“I have my hands around her thick coat, trying my best to steal some warmth, a more material form of affection that she can’t hold back from me. But I am wrong. She pushes me away and I notice her breath in the cold air, a horizontal stream fading as it ascends, in imitation of a smoker’s, so I focus on that, remembering another mum and trying not to feel the scorch of her scorn: I’m forced to feel warm.”
The story begins with a young British Ghanaian boy named K as he shares experiences from being a young child to adulthood. We see how he copes being in foster scale and also being looked down upon by others when he was in school and struggle to adapt and fit in. Things are even tougher at home due to his father isn’t around much but when he is he is a vile human being who I genuinely wanted to slap in the face at times. It made me so sad at what K had to endure. We then see him grow into an adult and the struggles that follow him due to depression and mental health issues.

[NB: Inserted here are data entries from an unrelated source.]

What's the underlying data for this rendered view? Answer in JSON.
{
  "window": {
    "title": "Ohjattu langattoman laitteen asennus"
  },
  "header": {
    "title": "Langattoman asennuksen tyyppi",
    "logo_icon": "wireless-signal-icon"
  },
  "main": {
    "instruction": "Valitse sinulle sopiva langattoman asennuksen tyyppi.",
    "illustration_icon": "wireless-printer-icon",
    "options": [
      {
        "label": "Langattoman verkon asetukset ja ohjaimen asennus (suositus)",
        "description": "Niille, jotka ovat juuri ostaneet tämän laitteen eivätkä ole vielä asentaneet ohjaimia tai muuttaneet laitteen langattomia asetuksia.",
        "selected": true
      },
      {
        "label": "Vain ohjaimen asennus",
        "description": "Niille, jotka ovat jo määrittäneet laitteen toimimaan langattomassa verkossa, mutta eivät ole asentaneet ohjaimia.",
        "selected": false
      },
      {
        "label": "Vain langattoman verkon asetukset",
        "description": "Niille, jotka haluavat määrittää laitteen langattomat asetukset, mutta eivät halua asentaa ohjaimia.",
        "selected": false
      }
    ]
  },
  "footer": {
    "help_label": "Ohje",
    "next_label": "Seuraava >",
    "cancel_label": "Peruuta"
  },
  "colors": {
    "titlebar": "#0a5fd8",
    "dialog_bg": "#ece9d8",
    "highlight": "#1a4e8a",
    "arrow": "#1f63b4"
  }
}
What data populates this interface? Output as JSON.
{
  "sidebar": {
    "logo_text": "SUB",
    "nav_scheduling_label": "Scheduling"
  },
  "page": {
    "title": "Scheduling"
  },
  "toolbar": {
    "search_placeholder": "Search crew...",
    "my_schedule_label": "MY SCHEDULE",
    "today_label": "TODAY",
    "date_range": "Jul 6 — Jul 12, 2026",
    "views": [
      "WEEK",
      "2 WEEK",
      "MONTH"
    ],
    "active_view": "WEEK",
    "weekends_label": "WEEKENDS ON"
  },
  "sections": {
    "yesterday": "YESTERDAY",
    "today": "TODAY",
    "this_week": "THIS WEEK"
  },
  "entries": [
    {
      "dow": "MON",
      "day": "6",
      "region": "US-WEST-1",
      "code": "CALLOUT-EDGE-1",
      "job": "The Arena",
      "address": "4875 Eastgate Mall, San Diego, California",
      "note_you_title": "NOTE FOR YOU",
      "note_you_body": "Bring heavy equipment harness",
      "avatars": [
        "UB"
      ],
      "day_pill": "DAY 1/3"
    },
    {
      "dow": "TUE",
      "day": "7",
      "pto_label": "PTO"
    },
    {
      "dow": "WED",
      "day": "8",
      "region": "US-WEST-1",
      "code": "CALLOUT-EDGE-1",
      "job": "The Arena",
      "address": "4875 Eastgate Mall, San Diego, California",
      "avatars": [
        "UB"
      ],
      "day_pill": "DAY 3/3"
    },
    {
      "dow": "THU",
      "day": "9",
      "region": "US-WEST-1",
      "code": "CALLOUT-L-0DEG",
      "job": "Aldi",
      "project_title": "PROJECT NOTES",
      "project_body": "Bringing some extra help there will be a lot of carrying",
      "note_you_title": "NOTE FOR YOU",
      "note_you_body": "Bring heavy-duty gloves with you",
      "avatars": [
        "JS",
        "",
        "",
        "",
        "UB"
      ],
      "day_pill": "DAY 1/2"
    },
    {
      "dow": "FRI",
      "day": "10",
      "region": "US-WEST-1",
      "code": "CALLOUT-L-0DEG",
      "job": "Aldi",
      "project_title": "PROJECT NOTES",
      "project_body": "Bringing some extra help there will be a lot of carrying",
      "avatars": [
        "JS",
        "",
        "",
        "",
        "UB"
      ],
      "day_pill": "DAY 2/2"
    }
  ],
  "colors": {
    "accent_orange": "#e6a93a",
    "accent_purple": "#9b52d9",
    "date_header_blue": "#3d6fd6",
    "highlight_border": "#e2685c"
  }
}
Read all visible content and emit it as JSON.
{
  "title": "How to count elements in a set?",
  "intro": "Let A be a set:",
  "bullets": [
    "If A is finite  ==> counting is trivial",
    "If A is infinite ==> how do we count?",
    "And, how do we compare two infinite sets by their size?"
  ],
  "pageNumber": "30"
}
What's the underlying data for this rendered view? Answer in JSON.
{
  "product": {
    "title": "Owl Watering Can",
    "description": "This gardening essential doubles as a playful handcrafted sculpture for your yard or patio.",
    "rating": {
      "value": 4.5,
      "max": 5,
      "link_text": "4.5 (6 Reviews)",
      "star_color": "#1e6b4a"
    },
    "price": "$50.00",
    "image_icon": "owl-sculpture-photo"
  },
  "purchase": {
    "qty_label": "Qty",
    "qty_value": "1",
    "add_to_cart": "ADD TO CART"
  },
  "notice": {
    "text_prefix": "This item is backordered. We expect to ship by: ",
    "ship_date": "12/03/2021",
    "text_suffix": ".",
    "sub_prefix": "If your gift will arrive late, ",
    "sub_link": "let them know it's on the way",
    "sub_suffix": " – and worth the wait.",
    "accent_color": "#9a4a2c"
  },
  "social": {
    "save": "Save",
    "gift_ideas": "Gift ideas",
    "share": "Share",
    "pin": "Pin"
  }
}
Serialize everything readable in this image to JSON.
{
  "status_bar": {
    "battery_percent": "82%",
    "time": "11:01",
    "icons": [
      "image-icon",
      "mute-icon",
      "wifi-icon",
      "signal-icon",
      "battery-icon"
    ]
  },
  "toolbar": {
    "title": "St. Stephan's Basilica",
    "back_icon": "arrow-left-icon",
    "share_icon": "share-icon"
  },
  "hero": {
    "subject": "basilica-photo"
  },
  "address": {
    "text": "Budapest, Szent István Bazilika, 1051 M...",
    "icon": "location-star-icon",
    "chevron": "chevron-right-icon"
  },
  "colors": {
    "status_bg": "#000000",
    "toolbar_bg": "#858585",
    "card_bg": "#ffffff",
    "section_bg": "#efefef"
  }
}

That Reminds Me by Derek Owusu was a hard hitting and poetic read that only took me an hour to finish. It covers a lot of really important themes such as mental health, depression, racism and cultural identity. What surprised me the most was at how well it was written and I wouldn’t have thought this was Derek’s first novel! It flows so much like a poem effortlessly switching to from rhyming to non rhyming. Because the story is structured and told in such a frantic and fractured way it’s delivered in fragments that gives you enough of a glimpse to understand what is happening but not enough to grasp on to it for a long period. K’s memories come as quick as they go from the London riots, K’s sexual experiences in high school and adulthood, and also his exctiment of finally having a little brother.
There are many heavy issues that are explored in this novel, all of which are executed very well. But, I’d say the most hard hitting for me was towards the end when the character of K goes through depression, mental health issues and his struggle in dealing with it.
“The letter starts by saying I seemed to show no signs discomfort. There is a paragraph dedicated to my notation, how well put together I was. No need for diagnosis or follow-up. I put the letter in the bin, walk to he fridge, open it, take out a bottle and drink.”
He isolates himself rather than talking to someone and getting help which really made me think of things on a personal level. It was very emotional and I did have to pause for a good few minutes to take it all in.
English thoughts into Twi and struggling, so I put my hand on her shoulder and tell her not to worry. I’ll be fine. ‘What’s fomenting you, son?’ I explain, im a bit unwell, Mum. Nothing for prayers and paracetamol.’
Overall, I couldn’t fault this what so ever, it’s hard hitting, dark, and really opened my eyes to many things, mainly depression and how important it is to talk to people if you’re going through difficult situation. It’s made me realize how isolating yourself rather than getting help is self destructive and not good at all. This isn’t an easy read due to the sensitive issues explored, but I think everyone should read this as the writing is just phenomenal and really packs a gut punch.
Thank you so much to On Road for sending his me and also Merky Books for publishing this fantastic novel! I am so excited to see what’s to come from them in 2020 and can’t wait to discover more fantastic and talented Black writers ✊🏽